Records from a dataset
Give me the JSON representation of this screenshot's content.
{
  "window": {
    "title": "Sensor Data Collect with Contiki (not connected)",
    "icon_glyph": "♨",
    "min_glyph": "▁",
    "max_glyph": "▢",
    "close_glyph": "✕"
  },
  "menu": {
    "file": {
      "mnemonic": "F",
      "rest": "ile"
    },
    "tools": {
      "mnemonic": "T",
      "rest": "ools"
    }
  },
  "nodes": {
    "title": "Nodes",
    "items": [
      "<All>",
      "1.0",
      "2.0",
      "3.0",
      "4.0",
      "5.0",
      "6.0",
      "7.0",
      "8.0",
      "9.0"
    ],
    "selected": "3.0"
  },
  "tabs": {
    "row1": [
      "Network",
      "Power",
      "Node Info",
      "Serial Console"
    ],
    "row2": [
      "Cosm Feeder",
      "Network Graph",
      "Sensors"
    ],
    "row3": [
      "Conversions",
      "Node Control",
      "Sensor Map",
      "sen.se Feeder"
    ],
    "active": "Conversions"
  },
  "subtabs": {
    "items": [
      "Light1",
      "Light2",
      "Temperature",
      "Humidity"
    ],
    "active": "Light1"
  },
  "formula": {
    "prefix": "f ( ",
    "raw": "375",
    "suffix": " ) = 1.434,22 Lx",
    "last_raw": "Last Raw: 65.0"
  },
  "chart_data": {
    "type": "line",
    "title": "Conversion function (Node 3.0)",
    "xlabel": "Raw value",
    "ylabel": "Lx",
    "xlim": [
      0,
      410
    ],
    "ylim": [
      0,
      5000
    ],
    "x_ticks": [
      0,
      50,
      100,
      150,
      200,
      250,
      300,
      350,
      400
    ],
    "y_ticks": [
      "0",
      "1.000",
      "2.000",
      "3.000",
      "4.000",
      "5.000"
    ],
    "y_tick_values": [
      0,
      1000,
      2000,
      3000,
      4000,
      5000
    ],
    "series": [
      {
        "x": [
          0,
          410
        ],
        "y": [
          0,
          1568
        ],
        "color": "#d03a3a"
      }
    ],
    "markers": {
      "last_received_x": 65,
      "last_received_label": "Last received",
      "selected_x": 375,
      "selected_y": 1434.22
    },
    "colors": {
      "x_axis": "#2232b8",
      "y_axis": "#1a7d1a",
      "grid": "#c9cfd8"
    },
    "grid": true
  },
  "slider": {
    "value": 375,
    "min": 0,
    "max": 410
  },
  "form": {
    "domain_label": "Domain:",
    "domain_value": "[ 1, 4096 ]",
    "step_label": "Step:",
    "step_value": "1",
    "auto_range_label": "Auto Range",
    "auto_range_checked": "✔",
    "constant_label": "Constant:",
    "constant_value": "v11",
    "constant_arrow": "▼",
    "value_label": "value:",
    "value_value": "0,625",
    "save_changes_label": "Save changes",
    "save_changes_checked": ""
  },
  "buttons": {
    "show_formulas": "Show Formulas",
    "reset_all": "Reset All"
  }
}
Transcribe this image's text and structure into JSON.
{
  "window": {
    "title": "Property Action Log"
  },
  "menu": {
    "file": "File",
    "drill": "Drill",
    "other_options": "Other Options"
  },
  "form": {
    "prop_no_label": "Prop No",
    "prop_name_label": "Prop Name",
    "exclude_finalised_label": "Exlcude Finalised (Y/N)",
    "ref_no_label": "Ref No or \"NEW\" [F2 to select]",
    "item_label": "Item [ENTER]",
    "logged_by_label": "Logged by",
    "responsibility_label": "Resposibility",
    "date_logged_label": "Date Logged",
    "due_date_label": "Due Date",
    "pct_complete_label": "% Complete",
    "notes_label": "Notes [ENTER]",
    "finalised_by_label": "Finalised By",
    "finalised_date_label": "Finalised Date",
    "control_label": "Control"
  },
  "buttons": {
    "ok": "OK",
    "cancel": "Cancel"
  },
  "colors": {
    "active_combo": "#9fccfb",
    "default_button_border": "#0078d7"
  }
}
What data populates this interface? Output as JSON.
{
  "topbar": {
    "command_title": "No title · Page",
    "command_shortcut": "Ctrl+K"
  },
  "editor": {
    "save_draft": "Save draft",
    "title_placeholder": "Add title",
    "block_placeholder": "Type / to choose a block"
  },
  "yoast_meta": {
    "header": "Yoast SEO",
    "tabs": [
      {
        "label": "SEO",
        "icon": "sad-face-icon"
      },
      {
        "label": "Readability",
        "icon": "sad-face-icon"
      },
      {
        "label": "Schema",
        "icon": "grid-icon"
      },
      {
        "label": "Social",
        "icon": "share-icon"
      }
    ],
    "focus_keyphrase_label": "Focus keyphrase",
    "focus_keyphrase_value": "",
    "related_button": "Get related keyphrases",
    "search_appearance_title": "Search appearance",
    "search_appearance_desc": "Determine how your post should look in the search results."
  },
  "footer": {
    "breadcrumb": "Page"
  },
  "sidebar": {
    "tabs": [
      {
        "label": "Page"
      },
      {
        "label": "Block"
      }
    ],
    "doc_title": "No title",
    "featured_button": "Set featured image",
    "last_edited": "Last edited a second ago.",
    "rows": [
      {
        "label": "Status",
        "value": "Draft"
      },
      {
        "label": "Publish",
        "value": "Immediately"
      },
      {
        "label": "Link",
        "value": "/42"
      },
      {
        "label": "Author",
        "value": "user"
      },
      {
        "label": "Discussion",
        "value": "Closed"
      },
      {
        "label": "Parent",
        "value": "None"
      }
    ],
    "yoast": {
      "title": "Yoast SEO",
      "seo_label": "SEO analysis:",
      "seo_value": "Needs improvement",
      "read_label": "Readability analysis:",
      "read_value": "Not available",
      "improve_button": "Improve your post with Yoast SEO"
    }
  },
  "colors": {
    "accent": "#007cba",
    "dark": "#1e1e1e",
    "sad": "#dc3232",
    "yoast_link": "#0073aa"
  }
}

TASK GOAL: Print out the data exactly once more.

WORKED SOLUTION:
Give me the JSON representation of this screenshot's content.
{
  "window": {
    "title": "Sensor Data Collect with Contiki (not connected)",
    "icon_glyph": "♨",
    "min_glyph": "▁",
    "max_glyph": "▢",
    "close_glyph": "✕"
  },
  "menu": {
    "file": {
      "mnemonic": "F",
      "rest": "ile"
    },
    "tools": {
      "mnemonic": "T",
      "rest": "ools"
    }
  },
  "nodes": {
    "title": "Nodes",
    "items": [
      "<All>",
      "1.0",
      "2.0",
      "3.0",
      "4.0",
      "5.0",
      "6.0",
      "7.0",
      "8.0",
      "9.0"
    ],
    "selected": "3.0"
  },
  "tabs": {
    "row1": [
      "Network",
      "Power",
      "Node Info",
      "Serial Console"
    ],
    "row2": [
      "Cosm Feeder",
      "Network Graph",
      "Sensors"
    ],
    "row3": [
      "Conversions",
      "Node Control",
      "Sensor Map",
      "sen.se Feeder"
    ],
    "active": "Conversions"
  },
  "subtabs": {
    "items": [
      "Light1",
      "Light2",
      "Temperature",
      "Humidity"
    ],
    "active": "Light1"
  },
  "formula": {
    "prefix": "f ( ",
    "raw": "375",
    "suffix": " ) = 1.434,22 Lx",
    "last_raw": "Last Raw: 65.0"
  },
  "chart_data": {
    "type": "line",
    "title": "Conversion function (Node 3.0)",
    "xlabel": "Raw value",
    "ylabel": "Lx",
    "xlim": [
      0,
      410
    ],
    "ylim": [
      0,
      5000
    ],
    "x_ticks": [
      0,
      50,
      100,
      150,
      200,
      250,
      300,
      350,
      400
    ],
    "y_ticks": [
      "0",
      "1.000",
      "2.000",
      "3.000",
      "4.000",
      "5.000"
    ],
    "y_tick_values": [
      0,
      1000,
      2000,
      3000,
      4000,
      5000
    ],
    "series": [
      {
        "x": [
          0,
          410
        ],
        "y": [
          0,
          1568
        ],
        "color": "#d03a3a"
      }
    ],
    "markers": {
      "last_received_x": 65,
      "last_received_label": "Last received",
      "selected_x": 375,
      "selected_y": 1434.22
    },
    "colors": {
      "x_axis": "#2232b8",
      "y_axis": "#1a7d1a",
      "grid": "#c9cfd8"
    },
    "grid": true
  },
  "slider": {
    "value": 375,
    "min": 0,
    "max": 410
  },
  "form": {
    "domain_label": "Domain:",
    "domain_value": "[ 1, 4096 ]",
    "step_label": "Step:",
    "step_value": "1",
    "auto_range_label": "Auto Range",
    "auto_range_checked": "✔",
    "constant_label": "Constant:",
    "constant_value": "v11",
    "constant_arrow": "▼",
    "value_label": "value:",
    "value_value": "0,625",
    "save_changes_label": "Save changes",
    "save_changes_checked": ""
  },
  "buttons": {
    "show_formulas": "Show Formulas",
    "reset_all": "Reset All"
  }
}
Transcribe this image's text and structure into JSON.
{
  "window": {
    "title": "Property Action Log"
  },
  "menu": {
    "file": "File",
    "drill": "Drill",
    "other_options": "Other Options"
  },
  "form": {
    "prop_no_label": "Prop No",
    "prop_name_label": "Prop Name",
    "exclude_finalised_label": "Exlcude Finalised (Y/N)",
    "ref_no_label": "Ref No or \"NEW\" [F2 to select]",
    "item_label": "Item [ENTER]",
    "logged_by_label": "Logged by",
    "responsibility_label": "Resposibility",
    "date_logged_label": "Date Logged",
    "due_date_label": "Due Date",
    "pct_complete_label": "% Complete",
    "notes_label": "Notes [ENTER]",
    "finalised_by_label": "Finalised By",
    "finalised_date_label": "Finalised Date",
    "control_label": "Control"
  },
  "buttons": {
    "ok": "OK",
    "cancel": "Cancel"
  },
  "colors": {
    "active_combo": "#9fccfb",
    "default_button_border": "#0078d7"
  }
}
What data populates this interface? Output as JSON.
{
  "topbar": {
    "command_title": "No title · Page",
    "command_shortcut": "Ctrl+K"
  },
  "editor": {
    "save_draft": "Save draft",
    "title_placeholder": "Add title",
    "block_placeholder": "Type / to choose a block"
  },
  "yoast_meta": {
    "header": "Yoast SEO",
    "tabs": [
      {
        "label": "SEO",
        "icon": "sad-face-icon"
      },
      {
        "label": "Readability",
        "icon": "sad-face-icon"
      },
      {
        "label": "Schema",
        "icon": "grid-icon"
      },
      {
        "label": "Social",
        "icon": "share-icon"
      }
    ],
    "focus_keyphrase_label": "Focus keyphrase",
    "focus_keyphrase_value": "",
    "related_button": "Get related keyphrases",
    "search_appearance_title": "Search appearance",
    "search_appearance_desc": "Determine how your post should look in the search results."
  },
  "footer": {
    "breadcrumb": "Page"
  },
  "sidebar": {
    "tabs": [
      {
        "label": "Page"
      },
      {
        "label": "Block"
      }
    ],
    "doc_title": "No title",
    "featured_button": "Set featured image",
    "last_edited": "Last edited a second ago.",
    "rows": [
      {
        "label": "Status",
        "value": "Draft"
      },
      {
        "label": "Publish",
        "value": "Immediately"
      },
      {
        "label": "Link",
        "value": "/42"
      },
      {
        "label": "Author",
        "value": "user"
      },
      {
        "label": "Discussion",
        "value": "Closed"
      },
      {
        "label": "Parent",
        "value": "None"
      }
    ],
    "yoast": {
      "title": "Yoast SEO",
      "seo_label": "SEO analysis:",
      "seo_value": "Needs improvement",
      "read_label": "Readability analysis:",
      "read_value": "Not available",
      "improve_button": "Improve your post with Yoast SEO"
    }
  },
  "colors": {
    "accent": "#007cba",
    "dark": "#1e1e1e",
    "sad": "#dc3232",
    "yoast_link": "#0073aa"
  }
}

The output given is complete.